Only the pictures are to be left out; set down the rest of the records exactly.
::: RECORDED INFORMATION :::
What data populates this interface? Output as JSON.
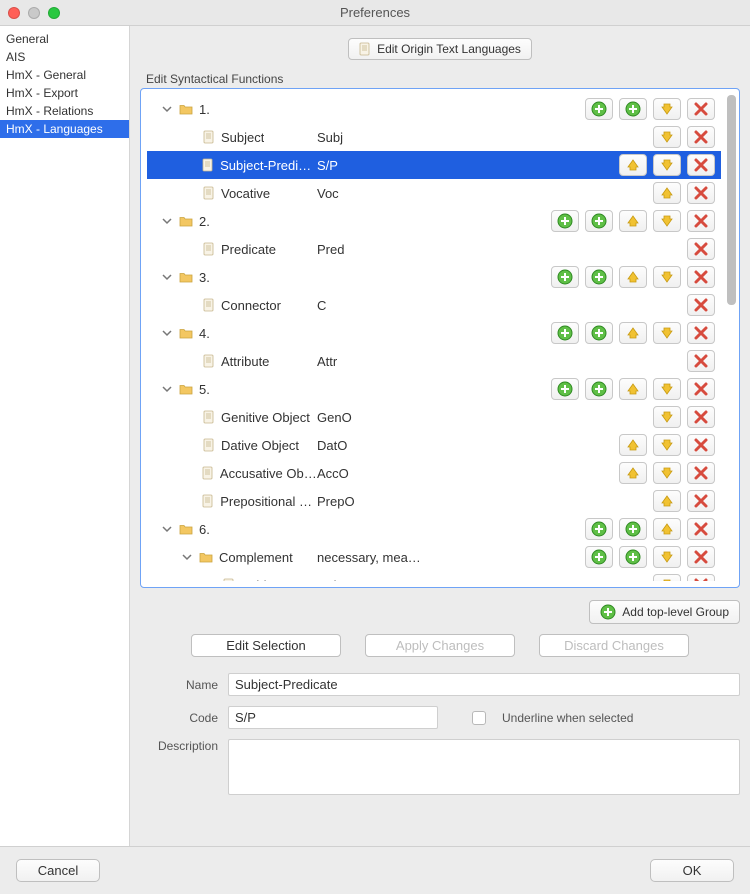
{
  "window": {
    "title": "Preferences"
  },
  "sidebar": {
    "items": [
      {
        "label": "General",
        "selected": false
      },
      {
        "label": "AIS",
        "selected": false
      },
      {
        "label": "HmX - General",
        "selected": false
      },
      {
        "label": "HmX - Export",
        "selected": false
      },
      {
        "label": "HmX - Relations",
        "selected": false
      },
      {
        "label": "HmX - Languages",
        "selected": true
      }
    ]
  },
  "buttons": {
    "editOrigin": "Edit Origin Text Languages",
    "addTopGroup": "Add top-level Group",
    "editSelection": "Edit Selection",
    "applyChanges": "Apply Changes",
    "discardChanges": "Discard Changes",
    "cancel": "Cancel",
    "ok": "OK"
  },
  "section": {
    "title": "Edit Syntactical Functions"
  },
  "form": {
    "nameLabel": "Name",
    "nameValue": "Subject-Predicate",
    "codeLabel": "Code",
    "codeValue": "S/P",
    "underlineLabel": "Underline when selected",
    "descLabel": "Description"
  },
  "tree": [
    {
      "type": "group",
      "indent": 0,
      "label": "1.",
      "expanded": true,
      "actions": [
        "add",
        "add",
        "down",
        "delete"
      ],
      "selected": false
    },
    {
      "type": "leaf",
      "indent": 1,
      "label": "Subject",
      "code": "Subj",
      "actions": [
        "down",
        "delete"
      ],
      "selected": false
    },
    {
      "type": "leaf",
      "indent": 1,
      "label": "Subject-Predicate",
      "code": "S/P",
      "actions": [
        "up",
        "down",
        "delete"
      ],
      "selected": true
    },
    {
      "type": "leaf",
      "indent": 1,
      "label": "Vocative",
      "code": "Voc",
      "actions": [
        "up",
        "delete"
      ],
      "selected": false
    },
    {
      "type": "group",
      "indent": 0,
      "label": "2.",
      "expanded": true,
      "actions": [
        "add",
        "add",
        "up",
        "down",
        "delete"
      ],
      "selected": false
    },
    {
      "type": "leaf",
      "indent": 1,
      "label": "Predicate",
      "code": "Pred",
      "actions": [
        "delete"
      ],
      "selected": false
    },
    {
      "type": "group",
      "indent": 0,
      "label": "3.",
      "expanded": true,
      "actions": [
        "add",
        "add",
        "up",
        "down",
        "delete"
      ],
      "selected": false
    },
    {
      "type": "leaf",
      "indent": 1,
      "label": "Connector",
      "code": "C",
      "actions": [
        "delete"
      ],
      "selected": false
    },
    {
      "type": "group",
      "indent": 0,
      "label": "4.",
      "expanded": true,
      "actions": [
        "add",
        "add",
        "up",
        "down",
        "delete"
      ],
      "selected": false
    },
    {
      "type": "leaf",
      "indent": 1,
      "label": "Attribute",
      "code": "Attr",
      "actions": [
        "delete"
      ],
      "selected": false
    },
    {
      "type": "group",
      "indent": 0,
      "label": "5.",
      "expanded": true,
      "actions": [
        "add",
        "add",
        "up",
        "down",
        "delete"
      ],
      "selected": false
    },
    {
      "type": "leaf",
      "indent": 1,
      "label": "Genitive Object",
      "code": "GenO",
      "actions": [
        "down",
        "delete"
      ],
      "selected": false
    },
    {
      "type": "leaf",
      "indent": 1,
      "label": "Dative Object",
      "code": "DatO",
      "actions": [
        "up",
        "down",
        "delete"
      ],
      "selected": false
    },
    {
      "type": "leaf",
      "indent": 1,
      "label": "Accusative Object",
      "code": "AccO",
      "actions": [
        "up",
        "down",
        "delete"
      ],
      "selected": false
    },
    {
      "type": "leaf",
      "indent": 1,
      "label": "Prepositional O…",
      "code": "PrepO",
      "actions": [
        "up",
        "delete"
      ],
      "selected": false
    },
    {
      "type": "group",
      "indent": 0,
      "label": "6.",
      "expanded": true,
      "actions": [
        "add",
        "add",
        "up",
        "delete"
      ],
      "selected": false
    },
    {
      "type": "group",
      "indent": 1,
      "label": "Complement",
      "code": "necessary, mea…",
      "expanded": true,
      "actions": [
        "add",
        "add",
        "down",
        "delete"
      ],
      "selected": false
    },
    {
      "type": "leaf",
      "indent": 2,
      "label": "Subject-Ind…",
      "code": "SIdC",
      "actions": [
        "down",
        "delete"
      ],
      "selected": false
    }
  ],
  "icons": {
    "add": "plus-circle-icon",
    "up": "arrow-up-icon",
    "down": "arrow-down-icon",
    "delete": "x-icon"
  },
  "colors": {
    "selection": "#1f5fe0",
    "addGreen": "#3eab2f",
    "arrowYellow": "#eab308",
    "deleteRed": "#d23a2d"
  }
}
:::
**SOLUTION**
What data populates this interface? Output as JSON.
{
  "window": {
    "title": "Preferences"
  },
  "sidebar": {
    "items": [
      {
        "label": "General",
        "selected": false
      },
      {
        "label": "AIS",
        "selected": false
      },
      {
        "label": "HmX - General",
        "selected": false
      },
      {
        "label": "HmX - Export",
        "selected": false
      },
      {
        "label": "HmX - Relations",
        "selected": false
      },
      {
        "label": "HmX - Languages",
        "selected": true
      }
    ]
  },
  "buttons": {
    "editOrigin": "Edit Origin Text Languages",
    "addTopGroup": "Add top-level Group",
    "editSelection": "Edit Selection",
    "applyChanges": "Apply Changes",
    "discardChanges": "Discard Changes",
    "cancel": "Cancel",
    "ok": "OK"
  },
  "section": {
    "title": "Edit Syntactical Functions"
  },
  "form": {
    "nameLabel": "Name",
    "nameValue": "Subject-Predicate",
    "codeLabel": "Code",
    "codeValue": "S/P",
    "underlineLabel": "Underline when selected",
    "descLabel": "Description"
  },
  "tree": [
    {
      "type": "group",
      "indent": 0,
      "label": "1.",
      "expanded": true,
      "actions": [
        "add",
        "add",
        "down",
        "delete"
      ],
      "selected": false
    },
    {
      "type": "leaf",
      "indent": 1,
      "label": "Subject",
      "code": "Subj",
      "actions": [
        "down",
        "delete"
      ],
      "selected": false
    },
    {
      "type": "leaf",
      "indent": 1,
      "label": "Subject-Predicate",
      "code": "S/P",
      "actions": [
        "up",
        "down",
        "delete"
      ],
      "selected": true
    },
    {
      "type": "leaf",
      "indent": 1,
      "label": "Vocative",
      "code": "Voc",
      "actions": [
        "up",
        "delete"
      ],
      "selected": false
    },
    {
      "type": "group",
      "indent": 0,
      "label": "2.",
      "expanded": true,
      "actions": [
        "add",
        "add",
        "up",
        "down",
        "delete"
      ],
      "selected": false
    },
    {
      "type": "leaf",
      "indent": 1,
      "label": "Predicate",
      "code": "Pred",
      "actions": [
        "delete"
      ],
      "selected": false
    },
    {
      "type": "group",
      "indent": 0,
      "label": "3.",
      "expanded": true,
      "actions": [
        "add",
        "add",
        "up",
        "down",
        "delete"
      ],
      "selected": false
    },
    {
      "type": "leaf",
      "indent": 1,
      "label": "Connector",
      "code": "C",
      "actions": [
        "delete"
      ],
      "selected": false
    },
    {
      "type": "group",
      "indent": 0,
      "label": "4.",
      "expanded": true,
      "actions": [
        "add",
        "add",
        "up",
        "down",
        "delete"
      ],
      "selected": false
    },
    {
      "type": "leaf",
      "indent": 1,
      "label": "Attribute",
      "code": "Attr",
      "actions": [
        "delete"
      ],
      "selected": false
    },
    {
      "type": "group",
      "indent": 0,
      "label": "5.",
      "expanded": true,
      "actions": [
        "add",
        "add",
        "up",
        "down",
        "delete"
      ],
      "selected": false
    },
    {
      "type": "leaf",
      "indent": 1,
      "label": "Genitive Object",
      "code": "GenO",
      "actions": [
        "down",
        "delete"
      ],
      "selected": false
    },
    {
      "type": "leaf",
      "indent": 1,
      "label": "Dative Object",
      "code": "DatO",
      "actions": [
        "up",
        "down",
        "delete"
      ],
      "selected": false
    },
    {
      "type": "leaf",
      "indent": 1,
      "label": "Accusative Object",
      "code": "AccO",
      "actions": [
        "up",
        "down",
        "delete"
      ],
      "selected": false
    },
    {
      "type": "leaf",
      "indent": 1,
      "label": "Prepositional O…",
      "code": "PrepO",
      "actions": [
        "up",
        "delete"
      ],
      "selected": false
    },
    {
      "type": "group",
      "indent": 0,
      "label": "6.",
      "expanded": true,
      "actions": [
        "add",
        "add",
        "up",
        "delete"
      ],
      "selected": false
    },
    {
      "type": "group",
      "indent": 1,
      "label": "Complement",
      "code": "necessary, mea…",
      "expanded": true,
      "actions": [
        "add",
        "add",
        "down",
        "delete"
      ],
      "selected": false
    },
    {
      "type": "leaf",
      "indent": 2,
      "label": "Subject-Ind…",
      "code": "SIdC",
      "actions": [
        "down",
        "delete"
      ],
      "selected": false
    }
  ],
  "icons": {
    "add": "plus-circle-icon",
    "up": "arrow-up-icon",
    "down": "arrow-down-icon",
    "delete": "x-icon"
  },
  "colors": {
    "selection": "#1f5fe0",
    "addGreen": "#3eab2f",
    "arrowYellow": "#eab308",
    "deleteRed": "#d23a2d"
  }
}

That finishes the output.